PROBLEM DESCRIPTION =
Your task is to gather the lines below that hold the string "phone".

Dataset entries:

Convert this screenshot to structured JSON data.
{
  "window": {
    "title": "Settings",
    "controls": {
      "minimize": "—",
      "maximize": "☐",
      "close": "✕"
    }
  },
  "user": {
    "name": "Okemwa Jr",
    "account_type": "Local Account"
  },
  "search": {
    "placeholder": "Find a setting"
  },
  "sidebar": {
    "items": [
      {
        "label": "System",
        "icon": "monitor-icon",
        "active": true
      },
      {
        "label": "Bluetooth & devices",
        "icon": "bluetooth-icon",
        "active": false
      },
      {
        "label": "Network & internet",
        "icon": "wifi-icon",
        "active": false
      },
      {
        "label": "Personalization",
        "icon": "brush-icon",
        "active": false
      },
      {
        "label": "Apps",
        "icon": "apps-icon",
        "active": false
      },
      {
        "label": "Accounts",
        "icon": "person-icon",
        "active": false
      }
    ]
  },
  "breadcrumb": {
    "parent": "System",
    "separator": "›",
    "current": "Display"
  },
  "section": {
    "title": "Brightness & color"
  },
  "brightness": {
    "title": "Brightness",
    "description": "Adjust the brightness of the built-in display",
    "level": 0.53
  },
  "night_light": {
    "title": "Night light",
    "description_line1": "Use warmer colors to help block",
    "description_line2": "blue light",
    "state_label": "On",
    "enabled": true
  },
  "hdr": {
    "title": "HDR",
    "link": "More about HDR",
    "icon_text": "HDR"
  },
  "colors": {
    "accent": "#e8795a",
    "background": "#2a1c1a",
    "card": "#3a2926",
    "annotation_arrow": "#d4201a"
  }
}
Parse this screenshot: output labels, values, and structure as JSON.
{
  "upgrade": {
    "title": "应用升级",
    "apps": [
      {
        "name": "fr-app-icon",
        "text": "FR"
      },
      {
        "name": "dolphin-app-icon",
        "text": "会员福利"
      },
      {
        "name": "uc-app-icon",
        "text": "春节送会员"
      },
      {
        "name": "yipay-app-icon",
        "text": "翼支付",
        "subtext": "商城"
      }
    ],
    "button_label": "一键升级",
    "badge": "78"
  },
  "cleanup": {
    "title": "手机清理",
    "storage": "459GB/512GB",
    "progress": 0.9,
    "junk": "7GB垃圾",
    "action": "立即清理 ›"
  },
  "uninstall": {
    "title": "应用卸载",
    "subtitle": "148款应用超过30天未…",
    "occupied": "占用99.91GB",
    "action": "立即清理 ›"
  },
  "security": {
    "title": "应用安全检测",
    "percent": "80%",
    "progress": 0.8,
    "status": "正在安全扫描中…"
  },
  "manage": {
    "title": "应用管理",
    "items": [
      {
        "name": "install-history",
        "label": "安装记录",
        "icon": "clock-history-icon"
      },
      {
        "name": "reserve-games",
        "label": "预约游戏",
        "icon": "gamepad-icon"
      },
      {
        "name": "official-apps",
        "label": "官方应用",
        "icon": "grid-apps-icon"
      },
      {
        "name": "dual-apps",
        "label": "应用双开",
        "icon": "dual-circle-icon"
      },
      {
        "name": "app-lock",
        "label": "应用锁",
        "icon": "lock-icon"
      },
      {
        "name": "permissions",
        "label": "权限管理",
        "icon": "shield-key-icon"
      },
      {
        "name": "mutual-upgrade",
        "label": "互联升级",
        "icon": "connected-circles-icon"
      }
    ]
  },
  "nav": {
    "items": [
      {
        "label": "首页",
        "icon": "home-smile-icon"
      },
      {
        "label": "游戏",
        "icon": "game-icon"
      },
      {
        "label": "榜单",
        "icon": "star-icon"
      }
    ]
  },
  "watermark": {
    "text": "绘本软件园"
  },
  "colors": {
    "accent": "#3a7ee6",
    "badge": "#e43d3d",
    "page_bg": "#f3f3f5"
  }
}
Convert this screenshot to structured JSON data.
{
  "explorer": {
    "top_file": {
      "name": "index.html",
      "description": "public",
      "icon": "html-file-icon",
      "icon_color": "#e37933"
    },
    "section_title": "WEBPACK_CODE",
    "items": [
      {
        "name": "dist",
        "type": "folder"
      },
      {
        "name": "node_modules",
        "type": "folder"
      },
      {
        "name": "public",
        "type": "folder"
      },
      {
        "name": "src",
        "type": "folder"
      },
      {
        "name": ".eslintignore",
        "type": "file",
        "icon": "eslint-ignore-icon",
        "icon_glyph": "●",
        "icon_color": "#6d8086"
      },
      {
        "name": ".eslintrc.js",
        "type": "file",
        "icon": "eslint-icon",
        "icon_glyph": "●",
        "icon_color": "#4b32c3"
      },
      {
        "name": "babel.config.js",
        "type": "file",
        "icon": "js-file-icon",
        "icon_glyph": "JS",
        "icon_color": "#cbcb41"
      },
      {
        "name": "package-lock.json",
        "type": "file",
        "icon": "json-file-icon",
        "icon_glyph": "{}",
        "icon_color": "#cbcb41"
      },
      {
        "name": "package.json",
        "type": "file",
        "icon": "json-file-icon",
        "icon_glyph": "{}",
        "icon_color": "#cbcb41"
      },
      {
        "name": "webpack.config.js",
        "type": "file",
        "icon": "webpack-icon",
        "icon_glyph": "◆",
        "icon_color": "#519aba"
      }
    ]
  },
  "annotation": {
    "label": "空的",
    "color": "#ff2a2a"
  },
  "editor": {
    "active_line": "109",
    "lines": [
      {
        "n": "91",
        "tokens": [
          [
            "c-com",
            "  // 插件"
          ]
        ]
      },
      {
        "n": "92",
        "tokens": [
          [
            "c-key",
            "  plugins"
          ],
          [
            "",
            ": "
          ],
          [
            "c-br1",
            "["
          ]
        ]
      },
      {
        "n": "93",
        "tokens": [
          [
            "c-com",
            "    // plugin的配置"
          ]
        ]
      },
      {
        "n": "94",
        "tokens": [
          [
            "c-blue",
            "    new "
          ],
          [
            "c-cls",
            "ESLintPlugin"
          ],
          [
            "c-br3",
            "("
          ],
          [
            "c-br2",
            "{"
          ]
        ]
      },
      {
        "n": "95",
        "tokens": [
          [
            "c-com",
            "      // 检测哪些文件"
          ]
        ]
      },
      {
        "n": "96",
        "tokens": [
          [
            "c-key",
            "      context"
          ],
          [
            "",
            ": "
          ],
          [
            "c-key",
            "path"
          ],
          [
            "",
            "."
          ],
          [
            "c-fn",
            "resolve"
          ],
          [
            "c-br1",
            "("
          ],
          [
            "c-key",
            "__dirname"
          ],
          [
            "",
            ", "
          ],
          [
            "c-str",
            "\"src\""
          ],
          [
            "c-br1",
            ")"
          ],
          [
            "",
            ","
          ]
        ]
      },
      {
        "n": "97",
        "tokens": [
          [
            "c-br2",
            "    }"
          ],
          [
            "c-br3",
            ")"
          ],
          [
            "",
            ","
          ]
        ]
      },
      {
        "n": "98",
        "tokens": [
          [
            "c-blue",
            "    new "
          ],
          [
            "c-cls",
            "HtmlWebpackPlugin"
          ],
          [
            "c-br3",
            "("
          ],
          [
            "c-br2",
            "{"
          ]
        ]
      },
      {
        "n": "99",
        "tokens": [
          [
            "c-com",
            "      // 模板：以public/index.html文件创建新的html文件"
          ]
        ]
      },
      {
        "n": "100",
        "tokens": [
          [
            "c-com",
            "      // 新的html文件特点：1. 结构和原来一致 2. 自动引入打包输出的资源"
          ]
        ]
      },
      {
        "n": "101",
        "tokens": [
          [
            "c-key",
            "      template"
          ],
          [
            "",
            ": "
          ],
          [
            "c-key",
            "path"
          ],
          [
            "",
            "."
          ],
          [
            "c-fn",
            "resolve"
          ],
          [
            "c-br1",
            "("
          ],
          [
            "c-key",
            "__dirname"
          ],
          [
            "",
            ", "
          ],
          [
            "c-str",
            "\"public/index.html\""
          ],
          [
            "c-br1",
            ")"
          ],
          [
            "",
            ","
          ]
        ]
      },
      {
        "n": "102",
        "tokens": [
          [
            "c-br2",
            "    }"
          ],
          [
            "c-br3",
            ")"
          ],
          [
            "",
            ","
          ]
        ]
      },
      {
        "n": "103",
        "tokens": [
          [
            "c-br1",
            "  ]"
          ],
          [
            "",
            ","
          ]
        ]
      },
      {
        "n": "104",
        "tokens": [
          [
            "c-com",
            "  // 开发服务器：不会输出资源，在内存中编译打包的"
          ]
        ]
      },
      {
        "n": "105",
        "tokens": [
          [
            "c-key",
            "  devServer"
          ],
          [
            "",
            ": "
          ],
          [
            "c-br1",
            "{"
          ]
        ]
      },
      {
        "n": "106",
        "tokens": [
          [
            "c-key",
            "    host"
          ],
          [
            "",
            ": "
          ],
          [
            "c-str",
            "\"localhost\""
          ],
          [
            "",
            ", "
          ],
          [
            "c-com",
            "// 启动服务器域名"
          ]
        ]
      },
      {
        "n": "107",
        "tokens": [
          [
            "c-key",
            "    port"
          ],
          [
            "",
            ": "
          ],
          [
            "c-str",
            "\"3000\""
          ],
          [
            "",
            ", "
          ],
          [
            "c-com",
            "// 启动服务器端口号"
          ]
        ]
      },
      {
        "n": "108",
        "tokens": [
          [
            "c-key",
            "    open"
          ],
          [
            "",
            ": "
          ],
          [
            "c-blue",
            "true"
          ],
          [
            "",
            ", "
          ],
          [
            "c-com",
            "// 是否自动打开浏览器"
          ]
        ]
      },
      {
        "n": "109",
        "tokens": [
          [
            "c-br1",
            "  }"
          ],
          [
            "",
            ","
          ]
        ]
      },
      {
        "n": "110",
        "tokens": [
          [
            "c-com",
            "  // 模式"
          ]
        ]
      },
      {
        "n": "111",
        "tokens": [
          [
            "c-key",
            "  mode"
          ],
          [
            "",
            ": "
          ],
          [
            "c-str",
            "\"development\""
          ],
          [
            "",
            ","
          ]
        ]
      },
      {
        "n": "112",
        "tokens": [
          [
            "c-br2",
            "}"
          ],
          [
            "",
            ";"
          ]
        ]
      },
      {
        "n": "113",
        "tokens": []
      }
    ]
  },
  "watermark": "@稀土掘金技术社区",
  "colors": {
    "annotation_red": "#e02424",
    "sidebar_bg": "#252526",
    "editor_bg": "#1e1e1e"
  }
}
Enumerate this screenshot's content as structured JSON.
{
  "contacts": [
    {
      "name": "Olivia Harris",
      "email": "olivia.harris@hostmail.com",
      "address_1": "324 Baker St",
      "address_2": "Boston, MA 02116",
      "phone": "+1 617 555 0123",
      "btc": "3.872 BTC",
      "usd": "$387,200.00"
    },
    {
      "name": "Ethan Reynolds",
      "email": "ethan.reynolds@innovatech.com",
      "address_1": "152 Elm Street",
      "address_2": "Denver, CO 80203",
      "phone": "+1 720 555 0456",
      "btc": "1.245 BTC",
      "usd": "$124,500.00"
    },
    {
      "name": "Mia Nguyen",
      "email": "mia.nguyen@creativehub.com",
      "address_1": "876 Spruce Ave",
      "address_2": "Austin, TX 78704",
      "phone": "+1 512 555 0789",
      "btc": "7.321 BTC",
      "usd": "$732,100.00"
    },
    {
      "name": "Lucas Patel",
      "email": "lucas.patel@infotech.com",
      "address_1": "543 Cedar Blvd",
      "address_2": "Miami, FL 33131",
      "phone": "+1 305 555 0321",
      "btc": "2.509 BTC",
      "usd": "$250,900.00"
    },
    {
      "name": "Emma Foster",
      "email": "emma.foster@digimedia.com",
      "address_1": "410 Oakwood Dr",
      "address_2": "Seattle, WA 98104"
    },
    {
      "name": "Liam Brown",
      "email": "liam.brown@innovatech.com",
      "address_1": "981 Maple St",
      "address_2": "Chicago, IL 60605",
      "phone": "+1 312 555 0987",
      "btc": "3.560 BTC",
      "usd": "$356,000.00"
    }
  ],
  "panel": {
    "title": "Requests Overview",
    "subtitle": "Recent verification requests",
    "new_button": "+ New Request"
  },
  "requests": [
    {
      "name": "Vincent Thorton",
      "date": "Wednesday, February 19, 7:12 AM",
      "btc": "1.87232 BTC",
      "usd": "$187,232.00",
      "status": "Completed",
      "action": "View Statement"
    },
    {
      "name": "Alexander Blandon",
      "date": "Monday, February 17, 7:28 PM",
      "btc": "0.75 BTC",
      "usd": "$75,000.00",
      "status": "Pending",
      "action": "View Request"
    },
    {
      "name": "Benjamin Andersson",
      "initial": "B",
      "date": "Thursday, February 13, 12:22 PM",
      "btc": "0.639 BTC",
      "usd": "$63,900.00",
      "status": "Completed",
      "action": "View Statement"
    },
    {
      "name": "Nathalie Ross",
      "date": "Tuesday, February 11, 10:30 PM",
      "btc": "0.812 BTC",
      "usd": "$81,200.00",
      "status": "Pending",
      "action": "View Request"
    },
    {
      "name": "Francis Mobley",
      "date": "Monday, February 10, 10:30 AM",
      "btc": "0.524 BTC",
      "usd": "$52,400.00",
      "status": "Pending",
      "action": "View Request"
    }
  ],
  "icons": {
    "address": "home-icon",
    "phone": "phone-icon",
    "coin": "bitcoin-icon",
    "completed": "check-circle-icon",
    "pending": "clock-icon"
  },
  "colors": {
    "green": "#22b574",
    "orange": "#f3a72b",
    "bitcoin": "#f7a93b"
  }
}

EXERCISE OUTPUT =
      "phone": "+1 617 555 0123",
      "phone": "+1 720 555 0456",
      "phone": "+1 512 555 0789",
      "phone": "+1 305 555 0321",
      "phone": "+1 312 555 0987",
    "phone": "phone-icon",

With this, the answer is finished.